Back when communist East Germany had far less stringent regulations on human medical trials, a troubling number of major drug manufacturers paid doctors and hospitals huge sums of money to test their drugs on patients. Doctors conducting the tests often failed to inform patients about the trial or give them an opportunity to consent to participation.
At least 50,000 people in East Germany participated in more than 600 such clinical trials, some of which resulted in deaths. Although Boehringer Ingelheim officials claim to know of only three such studies conducted on their behalf in East Germany, records show there were at least twice as many.
Boehringer has also faced some conflicts with regulatory agencies. In September 2012, the company paid a civil penalty of $64,475 to settle Environmental Protection Agency (EPA) violations related to improperly handling mercury waste at a veterinary vaccine production facility in Kansas. As part of the settlement, Boehringer was required to spend at least $300,000 on a new hazardous waste storage facility.
In May 2013, the company overhauled its management team after a string of serious quality control problems prompted a sharply worded warning letter from the FDA. The agency cited Boehringer for several manufacturing violations, including:
- Failing to conduct a thorough investigation of foreign particles found in its pharmaceutical ingredients in 2009
- Using contaminated batches identified in 2009 to produce drugs until 2012
- Failing to determine why some shipments of Spiriva Handihaler, a bestselling inhaler, did not pass a test for uniform dose delivery
- Filing inconsistent reports in response to regulators’ complaints
The FDA warning came two years after the company faced severe quality control issues at Ben Venue Laboratories, a sterile injectables plant and U.S. subsidiary of Boehringer. Systemic problems led the FDA to issue a consent decree against the company, preventing the plant from producing and distributing drugs until it complied with safety standards. After spending several years and hundreds of millions of dollars to meet federal standards, Ben Venue ceased production in December 2013.
The Future of Boehringer Ingelheim
Boehringer’s greatest challenge is the complexity of the international health care marketplace. The fundamental health care reform in the U.S. and uncertainty in the Japanese market increased pressure on prices and market access, presenting challenges for Boehringer’s research-driven pharmaceutical companies.

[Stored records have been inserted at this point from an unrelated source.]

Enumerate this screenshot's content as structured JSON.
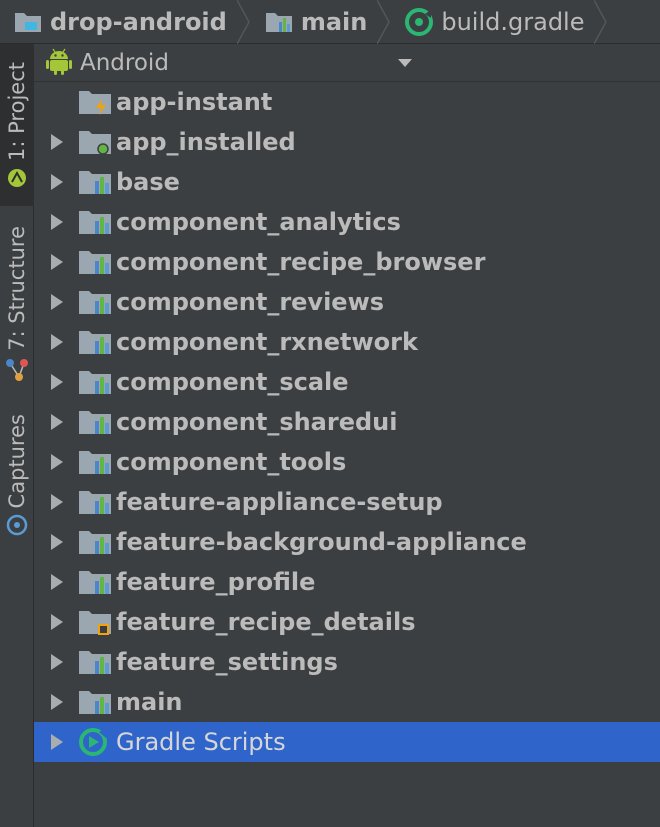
{
  "breadcrumb": {
    "items": [
      {
        "label": "drop-android",
        "icon": "project-folder-icon"
      },
      {
        "label": "main",
        "icon": "module-folder-icon"
      },
      {
        "label": "build.gradle",
        "icon": "gradle-icon"
      }
    ]
  },
  "tool_strip": {
    "tabs": [
      {
        "label": "1: Project",
        "icon": "android-icon",
        "active": true
      },
      {
        "label": "7: Structure",
        "icon": "structure-icon",
        "active": false
      },
      {
        "label": "Captures",
        "icon": "captures-icon",
        "active": false
      }
    ]
  },
  "panel": {
    "view_selector": {
      "label": "Android",
      "icon": "android-icon"
    }
  },
  "tree": {
    "items": [
      {
        "label": "app-instant",
        "icon": "instant-app-folder-icon",
        "expandable": false
      },
      {
        "label": "app_installed",
        "icon": "app-module-folder-icon",
        "expandable": true
      },
      {
        "label": "base",
        "icon": "module-folder-icon",
        "expandable": true
      },
      {
        "label": "component_analytics",
        "icon": "module-folder-icon",
        "expandable": true
      },
      {
        "label": "component_recipe_browser",
        "icon": "module-folder-icon",
        "expandable": true
      },
      {
        "label": "component_reviews",
        "icon": "module-folder-icon",
        "expandable": true
      },
      {
        "label": "component_rxnetwork",
        "icon": "module-folder-icon",
        "expandable": true
      },
      {
        "label": "component_scale",
        "icon": "module-folder-icon",
        "expandable": true
      },
      {
        "label": "component_sharedui",
        "icon": "module-folder-icon",
        "expandable": true
      },
      {
        "label": "component_tools",
        "icon": "module-folder-icon",
        "expandable": true
      },
      {
        "label": "feature-appliance-setup",
        "icon": "module-folder-icon",
        "expandable": true
      },
      {
        "label": "feature-background-appliance",
        "icon": "module-folder-icon",
        "expandable": true
      },
      {
        "label": "feature_profile",
        "icon": "module-folder-icon",
        "expandable": true
      },
      {
        "label": "feature_recipe_details",
        "icon": "feature-module-folder-icon",
        "expandable": true
      },
      {
        "label": "feature_settings",
        "icon": "module-folder-icon",
        "expandable": true
      },
      {
        "label": "main",
        "icon": "module-folder-icon",
        "expandable": true
      },
      {
        "label": "Gradle Scripts",
        "icon": "gradle-icon",
        "expandable": true,
        "selected": true
      }
    ]
  },
  "colors": {
    "background": "#3c3f41",
    "selection": "#2f65ca",
    "text": "#bbbbbb",
    "module_bars": [
      "#5b9bd5",
      "#62b543",
      "#4a86c8"
    ],
    "gradle_green": "#2bb673",
    "android_green": "#a4c639"
  }
}
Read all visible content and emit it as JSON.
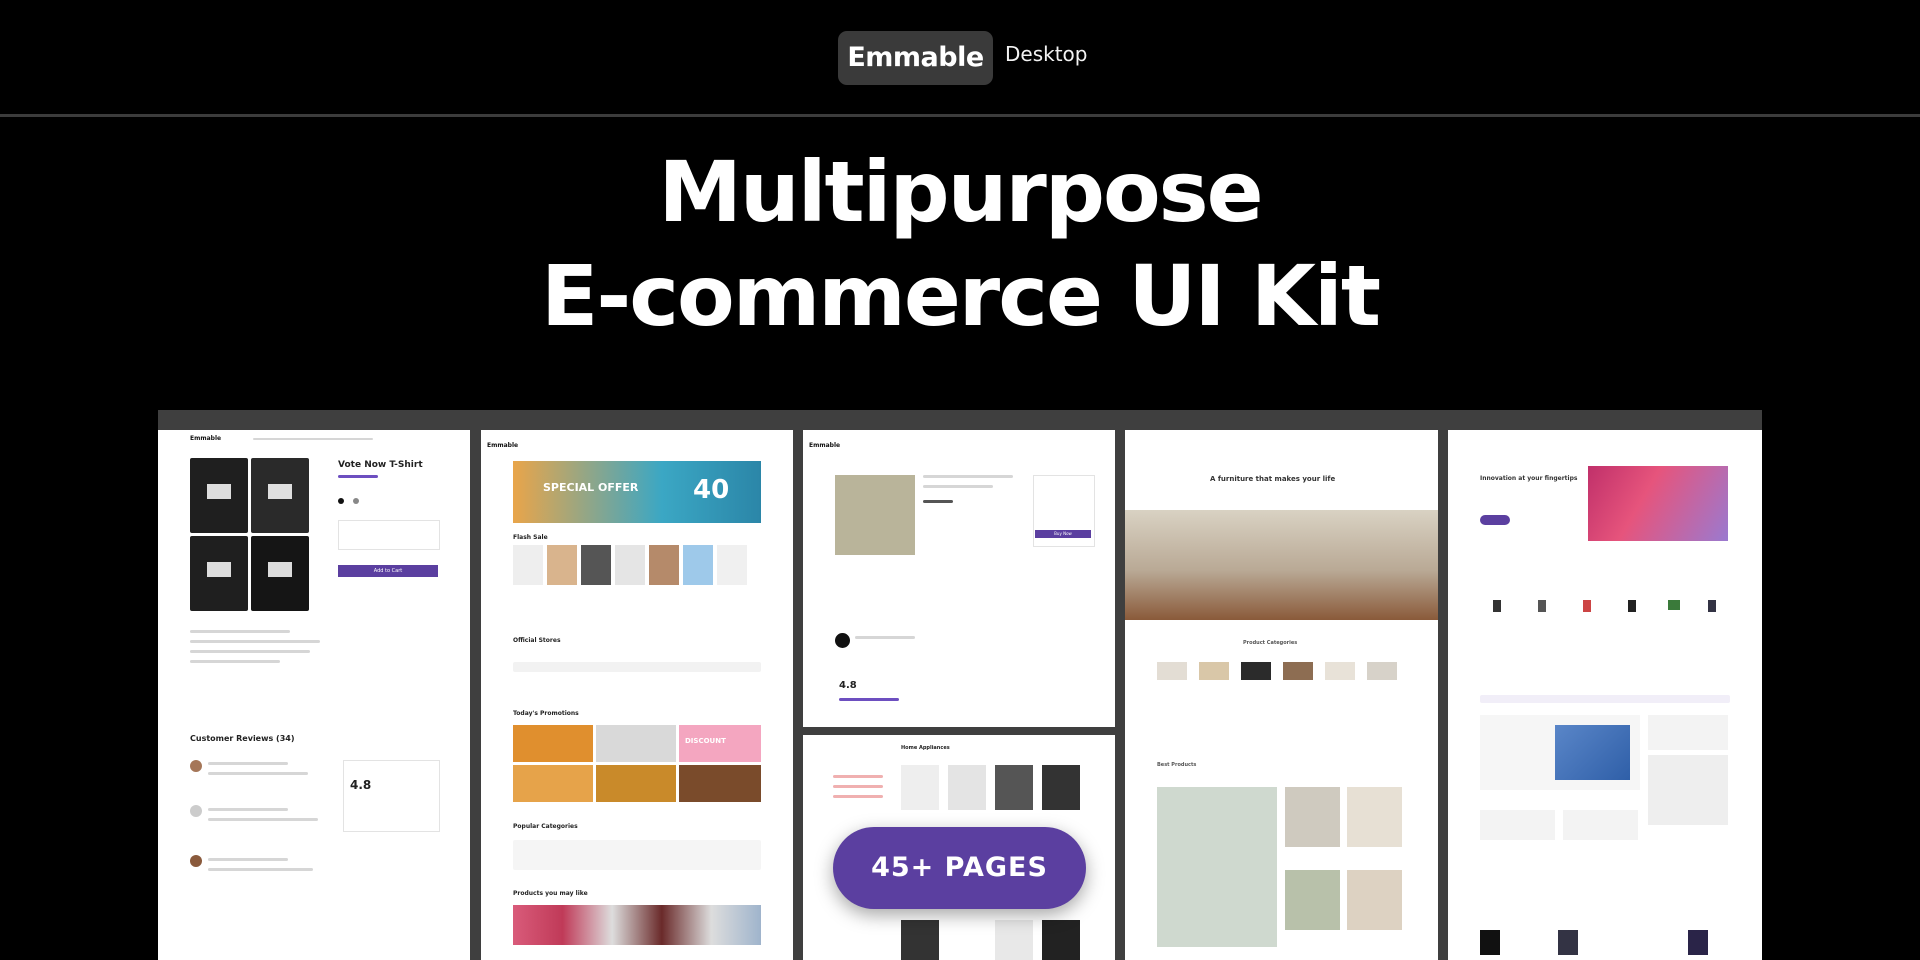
{
  "header": {
    "brand": "Emmable",
    "platform": "Desktop"
  },
  "hero": {
    "line1": "Multipurpose",
    "line2": "E-commerce UI Kit"
  },
  "badge": {
    "label": "45+ PAGES"
  },
  "screens": {
    "product": {
      "logo": "Emmable",
      "title": "Vote Now T-Shirt",
      "add_to_cart": "Add to Cart",
      "reviews_title": "Customer Reviews (34)",
      "rating": "4.8"
    },
    "marketplace": {
      "logo": "Emmable",
      "banner_title": "SPECIAL OFFER",
      "banner_percent": "40",
      "flash_sale": "Flash Sale",
      "official_stores": "Official Stores",
      "todays_promotions": "Today's Promotions",
      "discount": "DISCOUNT",
      "popular_categories": "Popular Categories",
      "products_you_like": "Products you may like"
    },
    "electronics": {
      "logo": "Emmable",
      "buy_button": "Buy Now",
      "rating": "4.8"
    },
    "appliances": {
      "title": "Home Appliances"
    },
    "furniture": {
      "headline": "A furniture that makes your life",
      "section1": "Product Categories",
      "section2": "Best Products"
    },
    "tech": {
      "headline": "Innovation at your fingertips"
    }
  },
  "colors": {
    "background": "#000000",
    "brand_pill": "#3a3a3a",
    "accent": "#5b3fa0"
  }
}
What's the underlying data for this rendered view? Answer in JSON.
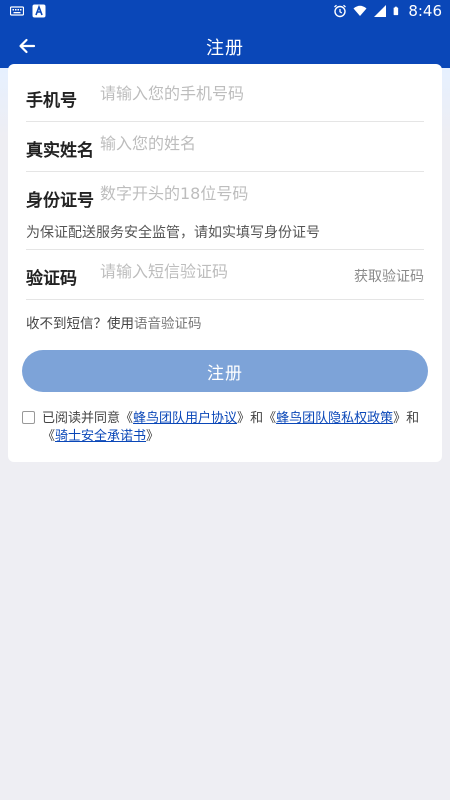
{
  "status_bar": {
    "time": "8:46"
  },
  "header": {
    "title": "注册"
  },
  "form": {
    "phone": {
      "label": "手机号",
      "placeholder": "请输入您的手机号码"
    },
    "name": {
      "label": "真实姓名",
      "placeholder": "输入您的姓名"
    },
    "id_card": {
      "label": "身份证号",
      "placeholder": "数字开头的18位号码",
      "hint": "为保证配送服务安全监管，请如实填写身份证号"
    },
    "code": {
      "label": "验证码",
      "placeholder": "请输入短信验证码",
      "get_code": "获取验证码"
    },
    "voice_prefix": "收不到短信？使用",
    "voice_link": "语音验证码",
    "submit": "注册"
  },
  "agreement": {
    "prefix": "已阅读并同意",
    "lq": "《",
    "rq": "》",
    "conj": "和",
    "doc1": "蜂鸟团队用户协议",
    "doc2": "蜂鸟团队隐私权政策",
    "doc3": "骑士安全承诺书"
  },
  "colors": {
    "primary": "#0a47b8",
    "button": "#7da3d8",
    "background": "#eeeef3"
  }
}
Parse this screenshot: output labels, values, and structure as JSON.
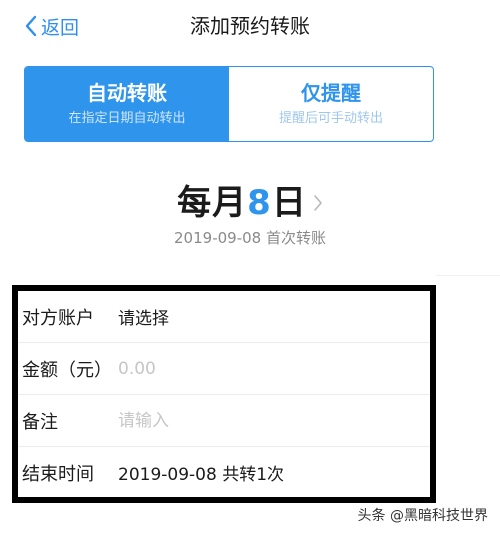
{
  "header": {
    "back_label": "返回",
    "title": "添加预约转账"
  },
  "mode_switch": {
    "auto": {
      "title": "自动转账",
      "subtitle": "在指定日期自动转出"
    },
    "remind": {
      "title": "仅提醒",
      "subtitle": "提醒后可手动转出"
    },
    "selected": "auto"
  },
  "schedule": {
    "prefix": "每月",
    "day": "8",
    "suffix": "日",
    "first_transfer": "2019-09-08 首次转账"
  },
  "form": {
    "account": {
      "label": "对方账户",
      "value": "请选择"
    },
    "amount": {
      "label": "金额（元）",
      "placeholder": "0.00"
    },
    "note": {
      "label": "备注",
      "placeholder": "请输入"
    },
    "end_time": {
      "label": "结束时间",
      "value": "2019-09-08 共转1次"
    }
  },
  "watermark": "头条 @黑暗科技世界",
  "colors": {
    "accent": "#2f94ec",
    "frame": "#000000",
    "placeholder": "#c6c6c6",
    "secondary_text": "#8a8a8a"
  }
}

Although Boehringer has seen substantial growth in recent years from sales of Pradaxa, legal liabilities threaten the future profitability of the flagship drug. Going forward, the company hopes to focus on medical innovation, quality control improvement and refocusing of strategy in stagnating mature markets.